* [WHAT TO DO]: Only a number is required: the count of lines in the material below that contain "icon".

* [THE DATA]:
= Beginning of Section =
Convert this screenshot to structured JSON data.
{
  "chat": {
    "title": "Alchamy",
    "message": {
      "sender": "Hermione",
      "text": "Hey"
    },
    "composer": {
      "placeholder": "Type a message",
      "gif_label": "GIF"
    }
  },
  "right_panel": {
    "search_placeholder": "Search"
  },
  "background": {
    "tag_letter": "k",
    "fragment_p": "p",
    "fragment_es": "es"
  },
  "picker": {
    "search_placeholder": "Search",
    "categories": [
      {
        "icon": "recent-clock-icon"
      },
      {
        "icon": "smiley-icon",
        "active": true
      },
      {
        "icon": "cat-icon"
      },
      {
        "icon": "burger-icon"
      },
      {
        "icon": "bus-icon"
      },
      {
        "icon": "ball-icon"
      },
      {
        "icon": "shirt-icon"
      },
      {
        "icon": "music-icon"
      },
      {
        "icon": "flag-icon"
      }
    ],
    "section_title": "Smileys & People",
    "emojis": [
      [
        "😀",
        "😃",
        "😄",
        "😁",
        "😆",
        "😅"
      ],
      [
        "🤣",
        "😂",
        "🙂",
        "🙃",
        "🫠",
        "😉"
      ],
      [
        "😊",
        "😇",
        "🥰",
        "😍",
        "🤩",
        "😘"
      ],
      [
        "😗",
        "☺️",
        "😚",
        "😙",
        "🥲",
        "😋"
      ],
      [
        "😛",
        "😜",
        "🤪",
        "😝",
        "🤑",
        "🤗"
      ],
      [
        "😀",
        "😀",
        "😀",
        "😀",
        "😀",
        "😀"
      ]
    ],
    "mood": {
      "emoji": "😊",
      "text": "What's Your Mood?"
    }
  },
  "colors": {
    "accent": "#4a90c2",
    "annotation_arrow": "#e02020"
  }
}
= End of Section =
* [EXERCISE SOLUTION]: 9